The task |
How many lines of the listing contain the string "Получатели"? Only the number is wanted.

Records provided |
────────────────────────────────────────

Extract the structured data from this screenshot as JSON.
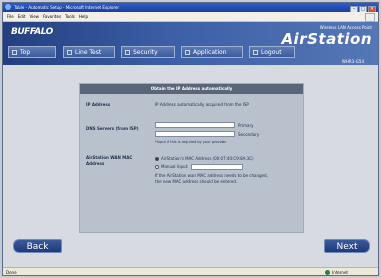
{
  "window": {
    "title": "Table - Automatic Setup - Microsoft Internet Explorer",
    "menu": [
      "File",
      "Edit",
      "View",
      "Favorites",
      "Tools",
      "Help"
    ]
  },
  "header": {
    "logo": "BUFFALO",
    "brand_sub": "Wireless LAN Access Point",
    "brand_main": "AirStation",
    "model": "WHR3-G54"
  },
  "tabs": [
    "Top",
    "Line Test",
    "Security",
    "Application",
    "Logout"
  ],
  "panel": {
    "title": "Obtain the IP Address automatically",
    "ip_label": "IP Address",
    "ip_value": "IP Address automatically acquired from the ISP",
    "dns_label": "DNS Servers (from ISP)",
    "primary": "Primary",
    "secondary": "Secondary",
    "dns_note": "*Input if this is required by your provider",
    "mac_label_1": "AirStation WAN MAC",
    "mac_label_2": "Address",
    "mac_option_default": "AirStation's MAC Address (00:07:40:C9:8A:3C)",
    "mac_option_manual": "Manual Input:",
    "mac_note_1": "If the AirStation wan MAC address needs to be changed,",
    "mac_note_2": "the new MAC address should be entered."
  },
  "nav": {
    "back": "Back",
    "next": "Next"
  },
  "status": {
    "left": "Done",
    "right": "Internet"
  }
}
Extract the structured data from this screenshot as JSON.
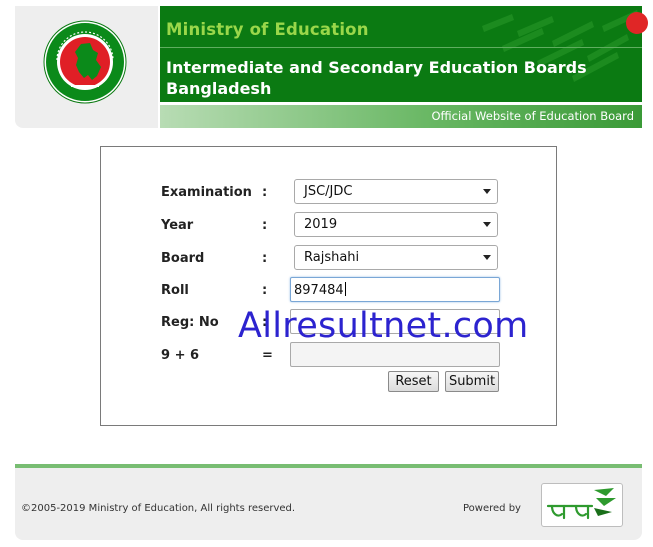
{
  "header": {
    "ministry_title": "Ministry of Education",
    "boards_title": "Intermediate and Secondary Education Boards Bangladesh",
    "subbar_text": "Official Website of Education Board"
  },
  "form": {
    "rows": [
      {
        "label": "Examination",
        "colon": ":",
        "type": "select",
        "value": "JSC/JDC"
      },
      {
        "label": "Year",
        "colon": ":",
        "type": "select",
        "value": "2019"
      },
      {
        "label": "Board",
        "colon": ":",
        "type": "select",
        "value": "Rajshahi"
      },
      {
        "label": "Roll",
        "colon": ":",
        "type": "input",
        "value": "897484"
      },
      {
        "label": "Reg: No",
        "colon": ":",
        "type": "input",
        "value": ""
      },
      {
        "label": "9 + 6",
        "colon": "=",
        "type": "input",
        "value": ""
      }
    ],
    "reset_label": "Reset",
    "submit_label": "Submit"
  },
  "watermark": "Allresultnet.com",
  "footer": {
    "copyright": "©2005-2019 Ministry of Education, All rights reserved.",
    "powered_by": "Powered by"
  },
  "colors": {
    "header_green": "#0b7a12",
    "ministry_green": "#9ad74a",
    "footer_line": "#78bd72",
    "watermark_blue": "#2c23cf"
  }
}
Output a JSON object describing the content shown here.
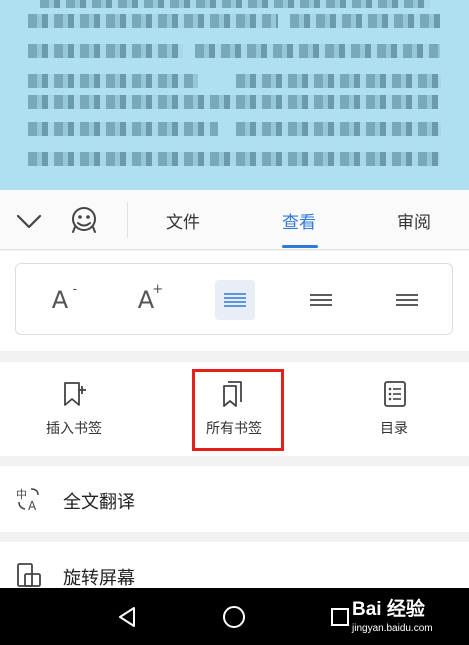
{
  "toolbar": {
    "tabs": [
      {
        "label": "文件"
      },
      {
        "label": "查看"
      },
      {
        "label": "审阅"
      }
    ],
    "active_tab": "查看",
    "accent_color": "#2f7ad8"
  },
  "format": {
    "decrease_font_icon": "font-size-decrease-icon",
    "increase_font_icon": "font-size-increase-icon",
    "align_options": [
      "align-justify-icon",
      "align-center-icon",
      "align-left-icon"
    ],
    "active_align": "align-justify-icon"
  },
  "bookmarks": {
    "items": [
      {
        "label": "插入书签",
        "icon": "bookmark-add-icon"
      },
      {
        "label": "所有书签",
        "icon": "bookmarks-icon"
      },
      {
        "label": "目录",
        "icon": "table-of-contents-icon"
      }
    ],
    "highlighted": "所有书签",
    "highlight_color": "#e5201c"
  },
  "menu": {
    "translate_label": "全文翻译",
    "rotate_label": "旋转屏幕"
  },
  "watermark": {
    "brand": "Bai 经验",
    "url": "jingyan.baidu.com"
  }
}
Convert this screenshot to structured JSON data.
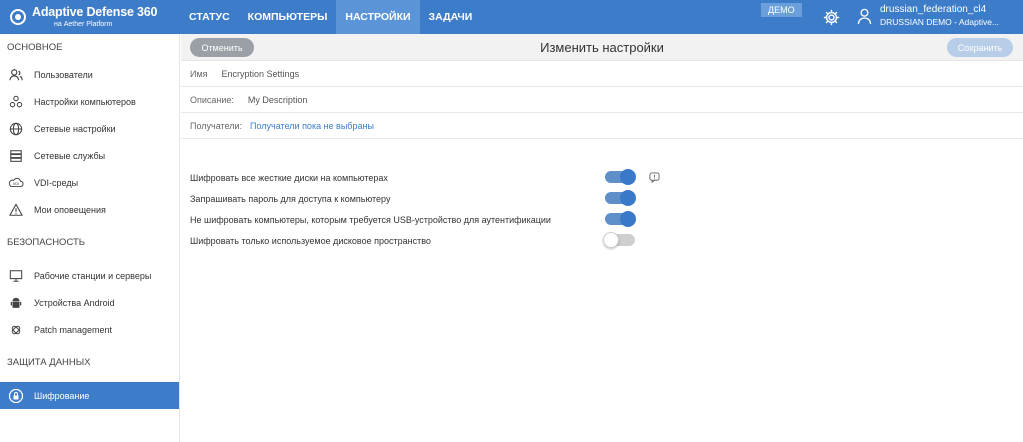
{
  "brand": {
    "name": "Adaptive Defense 360",
    "sub": "на Aether Platform"
  },
  "nav": [
    {
      "label": "СТАТУС"
    },
    {
      "label": "КОМПЬЮТЕРЫ"
    },
    {
      "label": "НАСТРОЙКИ"
    },
    {
      "label": "ЗАДАЧИ"
    }
  ],
  "demo_badge": "ДЕМО",
  "user": {
    "name": "drussian_federation_cl4",
    "org": "DRUSSIAN DEMO - Adaptive..."
  },
  "sidebar": {
    "sections": [
      {
        "title": "ОСНОВНОЕ",
        "items": [
          {
            "label": "Пользователи",
            "icon": "users-icon"
          },
          {
            "label": "Настройки компьютеров",
            "icon": "computer-settings-icon"
          },
          {
            "label": "Сетевые настройки",
            "icon": "globe-icon"
          },
          {
            "label": "Сетевые службы",
            "icon": "server-icon"
          },
          {
            "label": "VDI-среды",
            "icon": "vdi-icon"
          },
          {
            "label": "Мои оповещения",
            "icon": "warning-icon"
          }
        ]
      },
      {
        "title": "БЕЗОПАСНОСТЬ",
        "items": [
          {
            "label": "Рабочие станции и серверы",
            "icon": "monitor-icon"
          },
          {
            "label": "Устройства Android",
            "icon": "android-icon"
          },
          {
            "label": "Patch management",
            "icon": "patch-icon"
          }
        ]
      },
      {
        "title": "ЗАЩИТА ДАННЫХ",
        "items": [
          {
            "label": "Шифрование",
            "icon": "encryption-icon"
          }
        ]
      }
    ]
  },
  "header": {
    "cancel": "Отменить",
    "title": "Изменить настройки",
    "save": "Сохранить"
  },
  "fields": {
    "name": {
      "label": "Имя",
      "value": "Encryption Settings"
    },
    "description": {
      "label": "Описание:",
      "value": "My Description"
    },
    "recipients": {
      "label": "Получатели:",
      "value": "Получатели пока не выбраны"
    }
  },
  "options": [
    {
      "label": "Шифровать все жесткие диски на компьютерах",
      "enabled": true
    },
    {
      "label": "Запрашивать пароль для доступа к компьютеру",
      "enabled": true
    },
    {
      "label": "Не шифровать компьютеры, которым требуется USB-устройство для аутентификации",
      "enabled": true
    },
    {
      "label": "Шифровать только используемое дисковое пространство",
      "enabled": false
    }
  ],
  "colors": {
    "accent": "#3d7cc9",
    "toggle_on": "#3a78c9",
    "toggle_off": "#cfcfcf"
  }
}
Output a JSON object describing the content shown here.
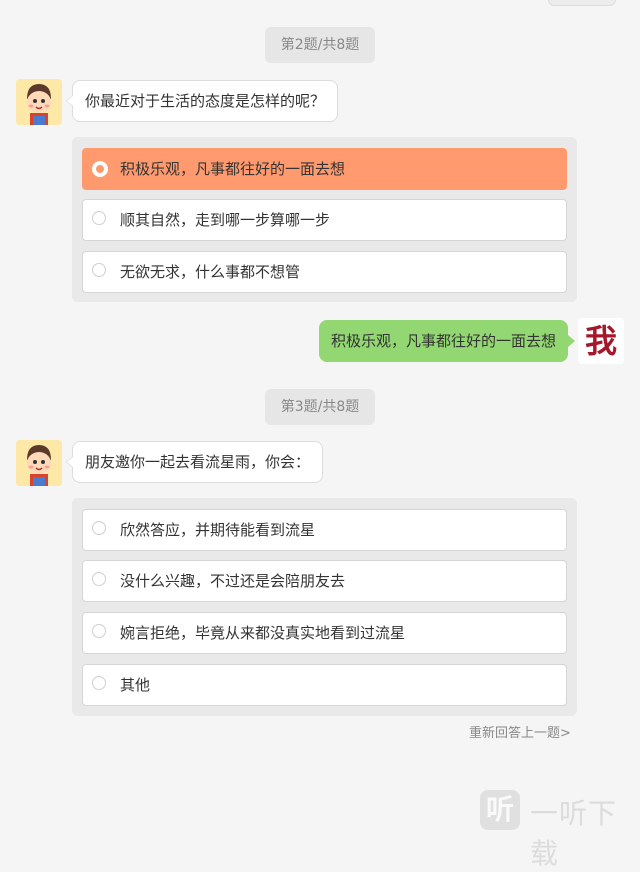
{
  "question2": {
    "counter": "第2题/共8题",
    "question": "你最近对于生活的态度是怎样的呢？",
    "options": [
      {
        "label": "积极乐观，凡事都往好的一面去想",
        "selected": true
      },
      {
        "label": "顺其自然，走到哪一步算哪一步",
        "selected": false
      },
      {
        "label": "无欲无求，什么事都不想管",
        "selected": false
      }
    ]
  },
  "answer2": {
    "text": "积极乐观，凡事都往好的一面去想",
    "avatar_text": "我"
  },
  "question3": {
    "counter": "第3题/共8题",
    "question": "朋友邀你一起去看流星雨，你会：",
    "options": [
      {
        "label": "欣然答应，并期待能看到流星",
        "selected": false
      },
      {
        "label": "没什么兴趣，不过还是会陪朋友去",
        "selected": false
      },
      {
        "label": "婉言拒绝，毕竟从来都没真实地看到过流星",
        "selected": false
      },
      {
        "label": "其他",
        "selected": false
      }
    ]
  },
  "redo_link": "重新回答上一题>",
  "watermark": {
    "icon_text": "听",
    "text": "一听下载"
  },
  "colors": {
    "selected_option": "#ff9a6e",
    "my_bubble": "#93d772",
    "my_avatar_text": "#a5172a",
    "avatar_bg": "#fde8a8"
  }
}
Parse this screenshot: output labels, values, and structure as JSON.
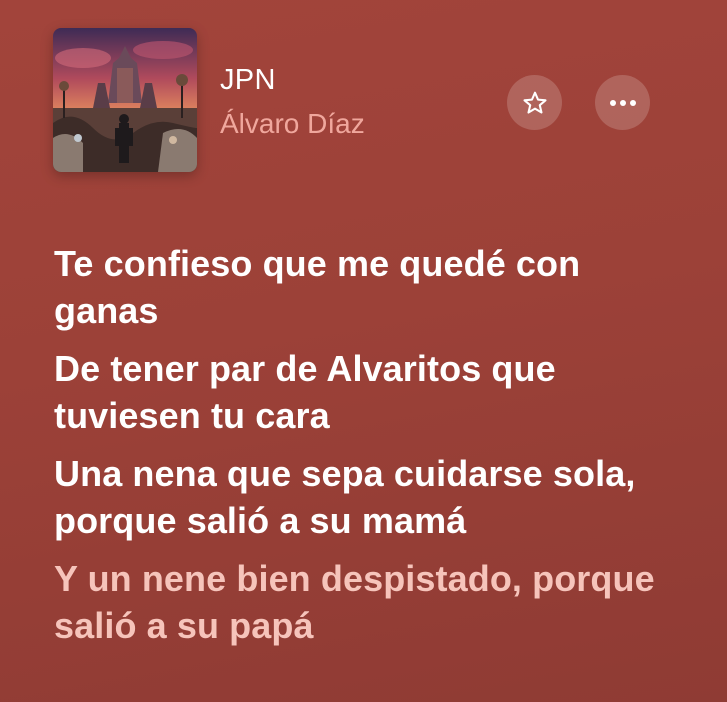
{
  "track": {
    "title": "JPN",
    "artist": "Álvaro Díaz",
    "artwork_icon": "album-artwork"
  },
  "actions": {
    "favorite_icon": "star-icon",
    "more_icon": "ellipsis-icon"
  },
  "lyrics": [
    {
      "text": "Te confieso que me quedé con ganas",
      "state": "past"
    },
    {
      "text": "De tener par de Alvaritos que tuviesen tu cara",
      "state": "past"
    },
    {
      "text": "Una nena que sepa cuidarse sola, porque salió a su mamá",
      "state": "past"
    },
    {
      "text": "Y un nene bien despistado, porque salió a su papá",
      "state": "current"
    }
  ],
  "colors": {
    "background": "#9c4138",
    "artist_text": "#f0a79d",
    "lyric_active": "#ffffff",
    "lyric_upcoming": "#f6c4bb"
  }
}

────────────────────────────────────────

Solved exercise |
2